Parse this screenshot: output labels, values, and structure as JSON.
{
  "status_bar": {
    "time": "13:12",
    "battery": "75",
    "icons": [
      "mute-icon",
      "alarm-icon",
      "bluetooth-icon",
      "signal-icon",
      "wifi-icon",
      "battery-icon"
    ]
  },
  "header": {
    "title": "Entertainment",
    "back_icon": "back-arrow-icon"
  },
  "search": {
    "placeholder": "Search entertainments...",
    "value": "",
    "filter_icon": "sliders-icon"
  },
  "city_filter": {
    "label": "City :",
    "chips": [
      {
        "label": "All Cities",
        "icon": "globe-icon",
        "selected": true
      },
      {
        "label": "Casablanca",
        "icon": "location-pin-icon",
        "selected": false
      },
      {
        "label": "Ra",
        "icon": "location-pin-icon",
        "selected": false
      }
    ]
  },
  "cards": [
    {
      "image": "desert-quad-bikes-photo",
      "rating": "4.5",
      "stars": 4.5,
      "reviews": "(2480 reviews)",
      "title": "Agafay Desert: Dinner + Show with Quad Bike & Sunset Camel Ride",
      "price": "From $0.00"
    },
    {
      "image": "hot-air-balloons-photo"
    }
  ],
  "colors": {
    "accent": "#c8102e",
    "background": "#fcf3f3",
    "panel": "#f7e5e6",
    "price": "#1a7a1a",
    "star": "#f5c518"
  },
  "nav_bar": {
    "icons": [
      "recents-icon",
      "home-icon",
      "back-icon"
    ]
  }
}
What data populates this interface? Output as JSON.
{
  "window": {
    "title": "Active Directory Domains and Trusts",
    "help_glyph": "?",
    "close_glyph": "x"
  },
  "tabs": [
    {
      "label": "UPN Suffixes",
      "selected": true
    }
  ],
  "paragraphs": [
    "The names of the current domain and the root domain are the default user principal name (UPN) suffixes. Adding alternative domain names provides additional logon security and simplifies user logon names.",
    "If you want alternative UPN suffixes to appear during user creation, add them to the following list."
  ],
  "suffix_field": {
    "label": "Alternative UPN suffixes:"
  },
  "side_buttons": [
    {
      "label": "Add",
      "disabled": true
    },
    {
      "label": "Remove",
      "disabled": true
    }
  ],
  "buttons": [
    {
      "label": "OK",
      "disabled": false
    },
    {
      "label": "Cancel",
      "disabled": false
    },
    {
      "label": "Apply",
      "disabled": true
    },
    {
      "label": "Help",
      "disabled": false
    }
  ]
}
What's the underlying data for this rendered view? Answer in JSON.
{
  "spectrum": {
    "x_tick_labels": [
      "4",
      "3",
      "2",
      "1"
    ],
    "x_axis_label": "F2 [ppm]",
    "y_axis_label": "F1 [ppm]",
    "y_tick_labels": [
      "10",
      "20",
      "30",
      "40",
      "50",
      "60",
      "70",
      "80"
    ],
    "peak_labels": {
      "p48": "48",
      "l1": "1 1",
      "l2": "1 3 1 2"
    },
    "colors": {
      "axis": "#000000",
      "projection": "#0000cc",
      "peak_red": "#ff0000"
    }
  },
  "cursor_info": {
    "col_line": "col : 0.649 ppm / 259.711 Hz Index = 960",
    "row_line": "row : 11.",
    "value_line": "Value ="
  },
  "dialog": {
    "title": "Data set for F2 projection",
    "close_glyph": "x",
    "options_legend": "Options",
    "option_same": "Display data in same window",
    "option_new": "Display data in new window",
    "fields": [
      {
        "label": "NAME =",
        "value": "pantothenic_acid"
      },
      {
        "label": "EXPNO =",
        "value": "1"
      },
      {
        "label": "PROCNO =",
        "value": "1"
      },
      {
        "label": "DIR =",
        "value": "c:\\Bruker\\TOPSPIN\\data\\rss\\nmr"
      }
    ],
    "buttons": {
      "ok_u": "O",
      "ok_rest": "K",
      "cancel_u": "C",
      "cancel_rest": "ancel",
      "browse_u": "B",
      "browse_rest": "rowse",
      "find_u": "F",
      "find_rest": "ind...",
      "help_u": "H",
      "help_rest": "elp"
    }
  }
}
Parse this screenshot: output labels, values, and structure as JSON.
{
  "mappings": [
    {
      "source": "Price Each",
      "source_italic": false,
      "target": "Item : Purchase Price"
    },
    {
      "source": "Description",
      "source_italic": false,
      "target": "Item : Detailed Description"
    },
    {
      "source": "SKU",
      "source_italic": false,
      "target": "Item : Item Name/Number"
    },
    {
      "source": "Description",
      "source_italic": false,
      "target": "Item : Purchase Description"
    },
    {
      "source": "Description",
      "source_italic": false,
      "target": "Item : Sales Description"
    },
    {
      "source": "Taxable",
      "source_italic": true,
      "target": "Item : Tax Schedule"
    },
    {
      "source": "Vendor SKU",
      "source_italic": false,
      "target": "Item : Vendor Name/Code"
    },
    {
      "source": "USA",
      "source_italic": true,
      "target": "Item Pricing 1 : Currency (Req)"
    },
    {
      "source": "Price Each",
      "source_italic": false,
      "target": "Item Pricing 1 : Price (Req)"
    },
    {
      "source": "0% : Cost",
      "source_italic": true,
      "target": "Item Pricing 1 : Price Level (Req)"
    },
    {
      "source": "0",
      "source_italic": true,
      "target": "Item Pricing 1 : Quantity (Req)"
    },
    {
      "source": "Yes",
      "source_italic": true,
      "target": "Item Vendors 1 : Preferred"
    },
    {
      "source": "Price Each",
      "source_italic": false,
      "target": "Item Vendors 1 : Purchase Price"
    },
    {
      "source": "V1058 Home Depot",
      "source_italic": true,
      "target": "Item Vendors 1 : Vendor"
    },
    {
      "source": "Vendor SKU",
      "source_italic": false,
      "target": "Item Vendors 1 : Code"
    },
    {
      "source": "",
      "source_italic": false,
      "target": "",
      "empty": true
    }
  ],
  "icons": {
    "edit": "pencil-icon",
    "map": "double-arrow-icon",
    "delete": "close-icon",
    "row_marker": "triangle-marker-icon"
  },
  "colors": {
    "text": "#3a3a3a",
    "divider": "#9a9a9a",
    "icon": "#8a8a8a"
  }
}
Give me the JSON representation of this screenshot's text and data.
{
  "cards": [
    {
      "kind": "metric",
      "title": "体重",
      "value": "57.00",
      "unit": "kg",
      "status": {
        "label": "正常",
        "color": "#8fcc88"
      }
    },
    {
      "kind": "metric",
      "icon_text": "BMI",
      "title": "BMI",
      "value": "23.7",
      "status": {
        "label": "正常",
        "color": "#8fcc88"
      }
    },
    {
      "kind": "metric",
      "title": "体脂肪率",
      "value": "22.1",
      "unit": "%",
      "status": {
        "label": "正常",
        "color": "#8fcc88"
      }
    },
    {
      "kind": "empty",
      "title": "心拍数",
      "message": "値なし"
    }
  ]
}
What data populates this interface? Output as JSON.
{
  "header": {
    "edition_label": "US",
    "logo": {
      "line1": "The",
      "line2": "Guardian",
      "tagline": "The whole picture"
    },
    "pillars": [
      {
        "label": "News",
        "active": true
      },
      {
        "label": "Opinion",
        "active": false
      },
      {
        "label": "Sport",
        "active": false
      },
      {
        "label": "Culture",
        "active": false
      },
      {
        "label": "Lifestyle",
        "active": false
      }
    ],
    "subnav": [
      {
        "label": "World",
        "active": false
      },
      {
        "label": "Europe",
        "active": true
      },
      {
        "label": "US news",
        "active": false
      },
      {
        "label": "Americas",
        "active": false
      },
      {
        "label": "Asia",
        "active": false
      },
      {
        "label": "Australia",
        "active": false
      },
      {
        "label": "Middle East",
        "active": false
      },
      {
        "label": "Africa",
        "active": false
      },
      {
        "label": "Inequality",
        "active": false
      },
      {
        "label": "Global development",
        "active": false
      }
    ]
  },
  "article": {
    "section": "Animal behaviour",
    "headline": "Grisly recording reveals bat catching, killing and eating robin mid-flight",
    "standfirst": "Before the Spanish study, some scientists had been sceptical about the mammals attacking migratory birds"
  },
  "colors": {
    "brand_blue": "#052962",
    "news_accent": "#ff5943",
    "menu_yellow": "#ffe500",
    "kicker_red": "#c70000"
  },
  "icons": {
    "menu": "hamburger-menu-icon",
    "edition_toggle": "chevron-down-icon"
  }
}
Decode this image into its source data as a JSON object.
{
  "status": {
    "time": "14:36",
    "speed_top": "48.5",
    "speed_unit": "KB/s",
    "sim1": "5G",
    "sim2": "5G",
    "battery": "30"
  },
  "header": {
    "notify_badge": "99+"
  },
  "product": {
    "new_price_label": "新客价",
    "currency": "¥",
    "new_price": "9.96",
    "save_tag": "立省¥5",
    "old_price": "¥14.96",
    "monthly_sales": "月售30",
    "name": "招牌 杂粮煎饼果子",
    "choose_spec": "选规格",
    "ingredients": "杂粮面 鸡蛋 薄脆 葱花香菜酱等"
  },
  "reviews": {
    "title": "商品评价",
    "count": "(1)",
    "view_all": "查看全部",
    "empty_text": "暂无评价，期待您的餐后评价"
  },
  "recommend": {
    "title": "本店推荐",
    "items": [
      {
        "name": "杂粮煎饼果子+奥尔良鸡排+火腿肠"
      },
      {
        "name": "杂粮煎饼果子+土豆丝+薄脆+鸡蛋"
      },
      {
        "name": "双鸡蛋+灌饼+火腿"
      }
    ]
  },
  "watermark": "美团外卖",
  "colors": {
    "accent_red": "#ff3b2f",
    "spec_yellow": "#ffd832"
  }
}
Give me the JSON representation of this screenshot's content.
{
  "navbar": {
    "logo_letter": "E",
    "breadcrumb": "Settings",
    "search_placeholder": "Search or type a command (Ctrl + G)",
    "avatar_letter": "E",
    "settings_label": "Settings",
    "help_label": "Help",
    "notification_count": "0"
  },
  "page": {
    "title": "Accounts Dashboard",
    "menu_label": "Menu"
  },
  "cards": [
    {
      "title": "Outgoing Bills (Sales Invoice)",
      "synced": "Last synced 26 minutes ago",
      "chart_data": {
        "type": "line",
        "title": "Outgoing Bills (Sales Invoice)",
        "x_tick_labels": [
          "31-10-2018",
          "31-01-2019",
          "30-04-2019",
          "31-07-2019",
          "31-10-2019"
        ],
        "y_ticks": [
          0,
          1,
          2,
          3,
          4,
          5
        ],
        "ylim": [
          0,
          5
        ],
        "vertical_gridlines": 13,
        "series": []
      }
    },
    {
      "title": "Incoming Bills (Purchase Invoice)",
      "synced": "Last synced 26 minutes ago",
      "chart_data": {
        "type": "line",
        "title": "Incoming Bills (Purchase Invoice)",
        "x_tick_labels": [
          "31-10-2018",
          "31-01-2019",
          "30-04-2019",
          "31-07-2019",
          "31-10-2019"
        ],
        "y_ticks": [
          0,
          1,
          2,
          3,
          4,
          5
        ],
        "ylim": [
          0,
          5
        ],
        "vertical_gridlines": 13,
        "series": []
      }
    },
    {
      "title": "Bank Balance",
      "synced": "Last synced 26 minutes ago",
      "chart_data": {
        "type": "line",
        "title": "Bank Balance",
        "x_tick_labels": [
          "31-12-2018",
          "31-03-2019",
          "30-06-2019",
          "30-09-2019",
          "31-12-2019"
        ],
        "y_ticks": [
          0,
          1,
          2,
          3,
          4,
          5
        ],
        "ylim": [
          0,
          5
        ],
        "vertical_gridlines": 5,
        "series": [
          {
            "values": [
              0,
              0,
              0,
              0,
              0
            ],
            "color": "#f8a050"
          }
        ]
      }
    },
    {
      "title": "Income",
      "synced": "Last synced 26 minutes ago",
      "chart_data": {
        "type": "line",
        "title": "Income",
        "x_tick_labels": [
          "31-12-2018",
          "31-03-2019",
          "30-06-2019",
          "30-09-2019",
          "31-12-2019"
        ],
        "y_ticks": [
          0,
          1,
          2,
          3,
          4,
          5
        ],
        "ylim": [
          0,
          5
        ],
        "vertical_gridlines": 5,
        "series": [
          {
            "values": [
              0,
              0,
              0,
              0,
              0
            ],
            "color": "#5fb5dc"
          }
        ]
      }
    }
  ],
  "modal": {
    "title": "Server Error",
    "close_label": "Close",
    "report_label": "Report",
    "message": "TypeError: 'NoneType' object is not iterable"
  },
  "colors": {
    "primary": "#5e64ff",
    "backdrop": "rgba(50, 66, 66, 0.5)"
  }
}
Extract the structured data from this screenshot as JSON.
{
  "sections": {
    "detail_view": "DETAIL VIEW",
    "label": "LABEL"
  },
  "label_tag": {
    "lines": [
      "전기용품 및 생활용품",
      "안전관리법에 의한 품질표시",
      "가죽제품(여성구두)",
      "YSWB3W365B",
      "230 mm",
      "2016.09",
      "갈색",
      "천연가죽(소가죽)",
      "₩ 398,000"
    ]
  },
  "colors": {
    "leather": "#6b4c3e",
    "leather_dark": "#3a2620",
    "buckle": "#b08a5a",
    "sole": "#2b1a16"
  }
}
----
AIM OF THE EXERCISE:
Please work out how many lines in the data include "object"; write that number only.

ANSWER SECTION:
2